If two of our articles seem to disagree, it may simply reflect a difference of opinion between the authors.
Our advice is aimed at a particular audience
We aim our advice at people with an undergraduate or postgraduate degree, who want to make impartial positive impact the main focus of their careers, especially with a focus on the global problems that we most recommend.
We aim our advice primarily at those who live in rich, English-speaking countries: especially the USA and UK.
We also aim our advice at those who want to take an especially analytical approach to doing good.
Some of our advice, such as our list of priority paths, is aimed in particular at those who are unusually ambitious and high-achieving. In general, the more similar you are to our core audience, the more applicable the advice will be.
That’s not to say our advice won’t be useful if you don’t fit our core audience perfectly. Indeed, many of the questions we discuss, such as which global problems are most pressing, are relevant to anyone who wants to do good in an impartial way. It’s just that you need to be more cautious about what applies, especially when our advice gets to the level of discussing specific options and actions, rather than general processes for thinking through strategic considerations and making decisions.
Many people are not in a position to focus their attention on solving big global problems. And that’s fine. If you are in that fortunate position though, then we hope 80,000 Hours can help.
Treat doing good as just one important goal
Attempting to maximise your contribution to the world’s most pressing problems is an exciting and worthwhile challenge, but there’s always more that can be done, which makes it easy to get overwhelmed. Figuring out your best option requires confronting some of the biggest questions out there. It’s normal to feel overwhelmed.
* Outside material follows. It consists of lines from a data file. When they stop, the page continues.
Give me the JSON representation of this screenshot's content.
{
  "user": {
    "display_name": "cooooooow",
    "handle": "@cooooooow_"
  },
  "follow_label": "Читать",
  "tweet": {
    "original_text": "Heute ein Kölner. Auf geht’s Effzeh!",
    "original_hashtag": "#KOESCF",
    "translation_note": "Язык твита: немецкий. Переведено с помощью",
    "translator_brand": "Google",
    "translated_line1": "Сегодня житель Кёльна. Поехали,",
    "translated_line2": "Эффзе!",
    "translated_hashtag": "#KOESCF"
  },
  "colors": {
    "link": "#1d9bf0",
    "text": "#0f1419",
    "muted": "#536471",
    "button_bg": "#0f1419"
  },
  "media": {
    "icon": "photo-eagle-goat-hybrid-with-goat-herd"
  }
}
80,000 Hours is primarily about how to maximise your impact, rather than how to live a good life all considered. This can make it seem like we don’t care about other goals, and recommend our readers focus on doing good to the exclusion of everything else.
However, most of the team see having a positive impact as just one important goal among several in our lives. This means we’ll often do things that aren’t optimal from the perspective of doing good, and we think that’s fine.
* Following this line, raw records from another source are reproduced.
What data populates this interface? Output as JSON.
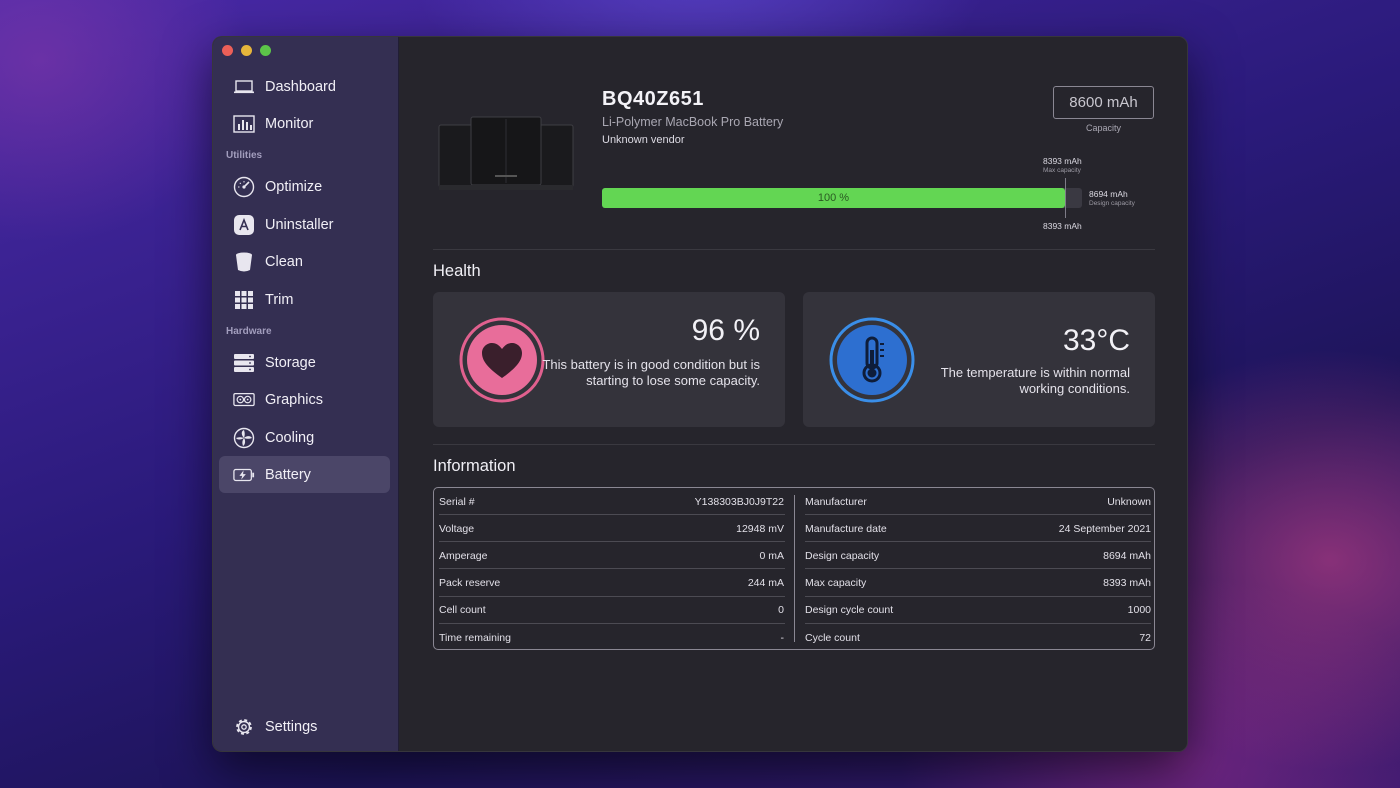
{
  "sidebar": {
    "items": [
      {
        "label": "Dashboard",
        "icon": "laptop-icon"
      },
      {
        "label": "Monitor",
        "icon": "chart-icon"
      }
    ],
    "utilities_label": "Utilities",
    "utilities": [
      {
        "label": "Optimize",
        "icon": "gauge-icon"
      },
      {
        "label": "Uninstaller",
        "icon": "app-store-icon"
      },
      {
        "label": "Clean",
        "icon": "trash-bin-icon"
      },
      {
        "label": "Trim",
        "icon": "grid-icon"
      }
    ],
    "hardware_label": "Hardware",
    "hardware": [
      {
        "label": "Storage",
        "icon": "storage-icon"
      },
      {
        "label": "Graphics",
        "icon": "graphics-card-icon"
      },
      {
        "label": "Cooling",
        "icon": "fan-icon"
      },
      {
        "label": "Battery",
        "icon": "battery-icon",
        "active": true
      }
    ],
    "settings_label": "Settings"
  },
  "battery": {
    "model": "BQ40Z651",
    "type": "Li-Polymer MacBook Pro Battery",
    "vendor": "Unknown vendor",
    "capacity_value": "8600 mAh",
    "capacity_label": "Capacity",
    "max_capacity_value": "8393 mAh",
    "max_capacity_label": "Max capacity",
    "design_capacity_value": "8694 mAh",
    "design_capacity_label": "Design capacity",
    "current_value": "8393 mAh",
    "charge_percent_label": "100 %",
    "charge_fraction": 1.0
  },
  "health": {
    "title": "Health",
    "percent": "96 %",
    "description": "This battery is in good condition but is starting to lose some capacity.",
    "temperature": "33°C",
    "temperature_description": "The temperature is within normal working conditions.",
    "colors": {
      "health": "#e0608e",
      "temperature": "#3a8ee8"
    }
  },
  "information": {
    "title": "Information",
    "left": [
      {
        "label": "Serial #",
        "value": "Y138303BJ0J9T22"
      },
      {
        "label": "Voltage",
        "value": "12948 mV"
      },
      {
        "label": "Amperage",
        "value": "0 mA"
      },
      {
        "label": "Pack reserve",
        "value": "244 mA"
      },
      {
        "label": "Cell count",
        "value": "0"
      },
      {
        "label": "Time remaining",
        "value": "-"
      }
    ],
    "right": [
      {
        "label": "Manufacturer",
        "value": "Unknown"
      },
      {
        "label": "Manufacture date",
        "value": "24 September 2021"
      },
      {
        "label": "Design capacity",
        "value": "8694 mAh"
      },
      {
        "label": "Max capacity",
        "value": "8393 mAh"
      },
      {
        "label": "Design cycle count",
        "value": "1000"
      },
      {
        "label": "Cycle count",
        "value": "72"
      }
    ]
  },
  "colors": {
    "accent_green": "#63d653",
    "sidebar": "#342f52",
    "active_item": "#4b4668"
  }
}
As an aside, even if your only aim were to maximise your impact, then you’ll still need to find a path that’s sustainable, and to take care of yourself.
Play the long game and aim for steady progress
When people first encounter these ideas, it often takes them several years to work out how to apply them to their own lives. There is a lot to digest, career decisions often require months of thinking, and it can take a while for the right opportunities to come along. If you’re not sure how to contribute right now, or don’t feel able to, that’s normal. Focus on investing in yourself, learning more, taking small steps, and you’ll find yourself in a better position in the future.
In pursuing a better career, it can also be easy to become a perfectionist and never feel satisfied. Bear in mind that you have limited time to make decisions, and most of us need to cross the river by feeling the stones. Aim to find the best next step you can given your constraints, rather than the (unknowable & unattainable) perfect option.
It can also be easy to compare yourself to others; but how much impact other people have isn’t relevant to your decisions, or how you should feel about yourself. There will always be someone having more impact than you (with only one exception). What matters is that you’re improving and fulfilling your potential.
How to best choose a career with positive impact is a complex topic, and it’s also difficult to communicate about, and apply to individual situations.
We do our best to highlight ideas we think will be useful to at least some of our audience without being detrimental to others, in a format that lots of people can use — but we don’t always get it right.
We hope that by pointing out these challenges for all our readers to bear in mind, it will make our content more useful.